#### GIVEN INFORMATION

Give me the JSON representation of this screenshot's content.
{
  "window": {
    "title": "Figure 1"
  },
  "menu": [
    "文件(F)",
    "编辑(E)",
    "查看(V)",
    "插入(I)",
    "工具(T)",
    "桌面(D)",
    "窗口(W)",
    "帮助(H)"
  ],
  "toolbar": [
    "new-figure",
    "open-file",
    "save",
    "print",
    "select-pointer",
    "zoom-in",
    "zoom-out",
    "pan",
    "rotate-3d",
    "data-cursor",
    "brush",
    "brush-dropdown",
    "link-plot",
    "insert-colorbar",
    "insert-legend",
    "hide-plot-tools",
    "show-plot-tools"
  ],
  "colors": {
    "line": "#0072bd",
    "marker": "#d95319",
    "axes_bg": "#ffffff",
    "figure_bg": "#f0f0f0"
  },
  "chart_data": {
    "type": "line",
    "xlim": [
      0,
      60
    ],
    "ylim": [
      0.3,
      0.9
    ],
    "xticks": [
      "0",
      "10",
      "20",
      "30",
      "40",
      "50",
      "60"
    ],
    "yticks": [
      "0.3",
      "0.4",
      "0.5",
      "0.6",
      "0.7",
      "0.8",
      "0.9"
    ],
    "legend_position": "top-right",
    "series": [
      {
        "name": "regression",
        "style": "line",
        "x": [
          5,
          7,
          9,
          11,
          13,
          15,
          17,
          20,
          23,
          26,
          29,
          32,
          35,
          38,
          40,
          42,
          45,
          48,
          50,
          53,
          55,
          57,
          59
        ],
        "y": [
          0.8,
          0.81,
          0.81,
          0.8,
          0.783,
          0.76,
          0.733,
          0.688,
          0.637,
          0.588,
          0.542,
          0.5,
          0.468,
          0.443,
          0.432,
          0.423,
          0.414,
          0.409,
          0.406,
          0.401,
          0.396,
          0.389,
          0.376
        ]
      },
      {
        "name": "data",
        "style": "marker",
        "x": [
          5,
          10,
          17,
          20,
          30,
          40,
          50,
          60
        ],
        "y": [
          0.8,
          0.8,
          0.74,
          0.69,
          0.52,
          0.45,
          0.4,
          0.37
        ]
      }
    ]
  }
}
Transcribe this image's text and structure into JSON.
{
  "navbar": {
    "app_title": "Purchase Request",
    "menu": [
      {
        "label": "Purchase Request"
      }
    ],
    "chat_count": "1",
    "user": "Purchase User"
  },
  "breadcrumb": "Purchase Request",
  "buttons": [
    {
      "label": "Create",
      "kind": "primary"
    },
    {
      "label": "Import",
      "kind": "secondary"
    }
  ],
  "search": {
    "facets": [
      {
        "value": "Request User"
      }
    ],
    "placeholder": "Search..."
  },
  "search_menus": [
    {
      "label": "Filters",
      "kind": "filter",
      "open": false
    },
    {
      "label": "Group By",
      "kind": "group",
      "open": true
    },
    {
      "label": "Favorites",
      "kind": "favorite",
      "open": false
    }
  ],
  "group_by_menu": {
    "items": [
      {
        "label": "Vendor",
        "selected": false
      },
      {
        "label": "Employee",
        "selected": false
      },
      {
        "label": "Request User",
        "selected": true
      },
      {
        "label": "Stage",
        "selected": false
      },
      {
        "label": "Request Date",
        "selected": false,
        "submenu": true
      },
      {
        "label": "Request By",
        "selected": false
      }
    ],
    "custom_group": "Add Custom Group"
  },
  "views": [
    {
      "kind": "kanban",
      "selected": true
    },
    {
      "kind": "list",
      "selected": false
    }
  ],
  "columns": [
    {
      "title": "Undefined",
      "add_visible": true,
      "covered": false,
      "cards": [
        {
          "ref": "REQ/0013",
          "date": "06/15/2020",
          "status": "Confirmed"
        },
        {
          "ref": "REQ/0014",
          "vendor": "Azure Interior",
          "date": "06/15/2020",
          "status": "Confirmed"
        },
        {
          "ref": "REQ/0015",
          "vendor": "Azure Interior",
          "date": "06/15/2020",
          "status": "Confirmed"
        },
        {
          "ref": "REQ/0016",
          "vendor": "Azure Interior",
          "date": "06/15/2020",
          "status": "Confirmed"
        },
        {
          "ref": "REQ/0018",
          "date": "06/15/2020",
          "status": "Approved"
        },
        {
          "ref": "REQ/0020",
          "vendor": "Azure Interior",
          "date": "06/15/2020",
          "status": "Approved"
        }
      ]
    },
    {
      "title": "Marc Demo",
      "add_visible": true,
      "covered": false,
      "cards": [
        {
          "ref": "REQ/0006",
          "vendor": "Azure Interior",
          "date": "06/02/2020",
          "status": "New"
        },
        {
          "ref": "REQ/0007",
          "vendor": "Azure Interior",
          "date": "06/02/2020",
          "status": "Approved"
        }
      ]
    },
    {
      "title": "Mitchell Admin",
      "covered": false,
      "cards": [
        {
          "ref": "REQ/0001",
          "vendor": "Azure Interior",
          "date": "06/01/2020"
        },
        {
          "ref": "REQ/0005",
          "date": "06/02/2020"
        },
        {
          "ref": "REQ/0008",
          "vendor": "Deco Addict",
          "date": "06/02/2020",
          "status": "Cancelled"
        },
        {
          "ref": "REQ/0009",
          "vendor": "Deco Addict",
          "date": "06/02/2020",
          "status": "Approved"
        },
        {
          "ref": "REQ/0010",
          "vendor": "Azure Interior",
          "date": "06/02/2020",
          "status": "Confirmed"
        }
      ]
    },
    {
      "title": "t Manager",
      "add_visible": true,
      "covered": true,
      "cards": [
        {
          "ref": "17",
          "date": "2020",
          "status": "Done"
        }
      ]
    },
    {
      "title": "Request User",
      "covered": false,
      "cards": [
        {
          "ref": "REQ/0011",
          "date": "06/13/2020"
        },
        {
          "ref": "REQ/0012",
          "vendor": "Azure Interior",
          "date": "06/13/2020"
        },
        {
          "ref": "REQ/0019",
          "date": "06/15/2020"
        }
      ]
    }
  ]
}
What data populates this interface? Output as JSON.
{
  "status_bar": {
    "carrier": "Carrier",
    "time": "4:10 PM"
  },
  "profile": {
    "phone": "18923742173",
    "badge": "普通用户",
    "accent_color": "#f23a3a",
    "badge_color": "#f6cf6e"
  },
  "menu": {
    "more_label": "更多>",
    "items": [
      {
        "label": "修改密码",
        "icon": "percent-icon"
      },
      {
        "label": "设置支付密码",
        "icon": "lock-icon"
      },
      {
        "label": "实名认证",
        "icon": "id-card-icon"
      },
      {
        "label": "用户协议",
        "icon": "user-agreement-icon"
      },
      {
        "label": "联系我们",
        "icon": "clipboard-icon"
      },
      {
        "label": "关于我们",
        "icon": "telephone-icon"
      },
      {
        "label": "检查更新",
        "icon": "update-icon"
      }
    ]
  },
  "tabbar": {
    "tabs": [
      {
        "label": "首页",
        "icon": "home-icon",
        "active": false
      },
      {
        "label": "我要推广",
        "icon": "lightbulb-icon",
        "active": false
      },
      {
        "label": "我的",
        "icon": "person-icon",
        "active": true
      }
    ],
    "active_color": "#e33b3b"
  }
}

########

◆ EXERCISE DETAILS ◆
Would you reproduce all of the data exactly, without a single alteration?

◆ OUTPUT FOR THIS TASK ◆
Give me the JSON representation of this screenshot's content.
{
  "window": {
    "title": "Figure 1"
  },
  "menu": [
    "文件(F)",
    "编辑(E)",
    "查看(V)",
    "插入(I)",
    "工具(T)",
    "桌面(D)",
    "窗口(W)",
    "帮助(H)"
  ],
  "toolbar": [
    "new-figure",
    "open-file",
    "save",
    "print",
    "select-pointer",
    "zoom-in",
    "zoom-out",
    "pan",
    "rotate-3d",
    "data-cursor",
    "brush",
    "brush-dropdown",
    "link-plot",
    "insert-colorbar",
    "insert-legend",
    "hide-plot-tools",
    "show-plot-tools"
  ],
  "colors": {
    "line": "#0072bd",
    "marker": "#d95319",
    "axes_bg": "#ffffff",
    "figure_bg": "#f0f0f0"
  },
  "chart_data": {
    "type": "line",
    "xlim": [
      0,
      60
    ],
    "ylim": [
      0.3,
      0.9
    ],
    "xticks": [
      "0",
      "10",
      "20",
      "30",
      "40",
      "50",
      "60"
    ],
    "yticks": [
      "0.3",
      "0.4",
      "0.5",
      "0.6",
      "0.7",
      "0.8",
      "0.9"
    ],
    "legend_position": "top-right",
    "series": [
      {
        "name": "regression",
        "style": "line",
        "x": [
          5,
          7,
          9,
          11,
          13,
          15,
          17,
          20,
          23,
          26,
          29,
          32,
          35,
          38,
          40,
          42,
          45,
          48,
          50,
          53,
          55,
          57,
          59
        ],
        "y": [
          0.8,
          0.81,
          0.81,
          0.8,
          0.783,
          0.76,
          0.733,
          0.688,
          0.637,
          0.588,
          0.542,
          0.5,
          0.468,
          0.443,
          0.432,
          0.423,
          0.414,
          0.409,
          0.406,
          0.401,
          0.396,
          0.389,
          0.376
        ]
      },
      {
        "name": "data",
        "style": "marker",
        "x": [
          5,
          10,
          17,
          20,
          30,
          40,
          50,
          60
        ],
        "y": [
          0.8,
          0.8,
          0.74,
          0.69,
          0.52,
          0.45,
          0.4,
          0.37
        ]
      }
    ]
  }
}
Transcribe this image's text and structure into JSON.
{
  "navbar": {
    "app_title": "Purchase Request",
    "menu": [
      {
        "label": "Purchase Request"
      }
    ],
    "chat_count": "1",
    "user": "Purchase User"
  },
  "breadcrumb": "Purchase Request",
  "buttons": [
    {
      "label": "Create",
      "kind": "primary"
    },
    {
      "label": "Import",
      "kind": "secondary"
    }
  ],
  "search": {
    "facets": [
      {
        "value": "Request User"
      }
    ],
    "placeholder": "Search..."
  },
  "search_menus": [
    {
      "label": "Filters",
      "kind": "filter",
      "open": false
    },
    {
      "label": "Group By",
      "kind": "group",
      "open": true
    },
    {
      "label": "Favorites",
      "kind": "favorite",
      "open": false
    }
  ],
  "group_by_menu": {
    "items": [
      {
        "label": "Vendor",
        "selected": false
      },
      {
        "label": "Employee",
        "selected": false
      },
      {
        "label": "Request User",
        "selected": true
      },
      {
        "label": "Stage",
        "selected": false
      },
      {
        "label": "Request Date",
        "selected": false,
        "submenu": true
      },
      {
        "label": "Request By",
        "selected": false
      }
    ],
    "custom_group": "Add Custom Group"
  },
  "views": [
    {
      "kind": "kanban",
      "selected": true
    },
    {
      "kind": "list",
      "selected": false
    }
  ],
  "columns": [
    {
      "title": "Undefined",
      "add_visible": true,
      "covered": false,
      "cards": [
        {
          "ref": "REQ/0013",
          "date": "06/15/2020",
          "status": "Confirmed"
        },
        {
          "ref": "REQ/0014",
          "vendor": "Azure Interior",
          "date": "06/15/2020",
          "status": "Confirmed"
        },
        {
          "ref": "REQ/0015",
          "vendor": "Azure Interior",
          "date": "06/15/2020",
          "status": "Confirmed"
        },
        {
          "ref": "REQ/0016",
          "vendor": "Azure Interior",
          "date": "06/15/2020",
          "status": "Confirmed"
        },
        {
          "ref": "REQ/0018",
          "date": "06/15/2020",
          "status": "Approved"
        },
        {
          "ref": "REQ/0020",
          "vendor": "Azure Interior",
          "date": "06/15/2020",
          "status": "Approved"
        }
      ]
    },
    {
      "title": "Marc Demo",
      "add_visible": true,
      "covered": false,
      "cards": [
        {
          "ref": "REQ/0006",
          "vendor": "Azure Interior",
          "date": "06/02/2020",
          "status": "New"
        },
        {
          "ref": "REQ/0007",
          "vendor": "Azure Interior",
          "date": "06/02/2020",
          "status": "Approved"
        }
      ]
    },
    {
      "title": "Mitchell Admin",
      "covered": false,
      "cards": [
        {
          "ref": "REQ/0001",
          "vendor": "Azure Interior",
          "date": "06/01/2020"
        },
        {
          "ref": "REQ/0005",
          "date": "06/02/2020"
        },
        {
          "ref": "REQ/0008",
          "vendor": "Deco Addict",
          "date": "06/02/2020",
          "status": "Cancelled"
        },
        {
          "ref": "REQ/0009",
          "vendor": "Deco Addict",
          "date": "06/02/2020",
          "status": "Approved"
        },
        {
          "ref": "REQ/0010",
          "vendor": "Azure Interior",
          "date": "06/02/2020",
          "status": "Confirmed"
        }
      ]
    },
    {
      "title": "t Manager",
      "add_visible": true,
      "covered": true,
      "cards": [
        {
          "ref": "17",
          "date": "2020",
          "status": "Done"
        }
      ]
    },
    {
      "title": "Request User",
      "covered": false,
      "cards": [
        {
          "ref": "REQ/0011",
          "date": "06/13/2020"
        },
        {
          "ref": "REQ/0012",
          "vendor": "Azure Interior",
          "date": "06/13/2020"
        },
        {
          "ref": "REQ/0019",
          "date": "06/15/2020"
        }
      ]
    }
  ]
}
What data populates this interface? Output as JSON.
{
  "status_bar": {
    "carrier": "Carrier",
    "time": "4:10 PM"
  },
  "profile": {
    "phone": "18923742173",
    "badge": "普通用户",
    "accent_color": "#f23a3a",
    "badge_color": "#f6cf6e"
  },
  "menu": {
    "more_label": "更多>",
    "items": [
      {
        "label": "修改密码",
        "icon": "percent-icon"
      },
      {
        "label": "设置支付密码",
        "icon": "lock-icon"
      },
      {
        "label": "实名认证",
        "icon": "id-card-icon"
      },
      {
        "label": "用户协议",
        "icon": "user-agreement-icon"
      },
      {
        "label": "联系我们",
        "icon": "clipboard-icon"
      },
      {
        "label": "关于我们",
        "icon": "telephone-icon"
      },
      {
        "label": "检查更新",
        "icon": "update-icon"
      }
    ]
  },
  "tabbar": {
    "tabs": [
      {
        "label": "首页",
        "icon": "home-icon",
        "active": false
      },
      {
        "label": "我要推广",
        "icon": "lightbulb-icon",
        "active": false
      },
      {
        "label": "我的",
        "icon": "person-icon",
        "active": true
      }
    ],
    "active_color": "#e33b3b"
  }
}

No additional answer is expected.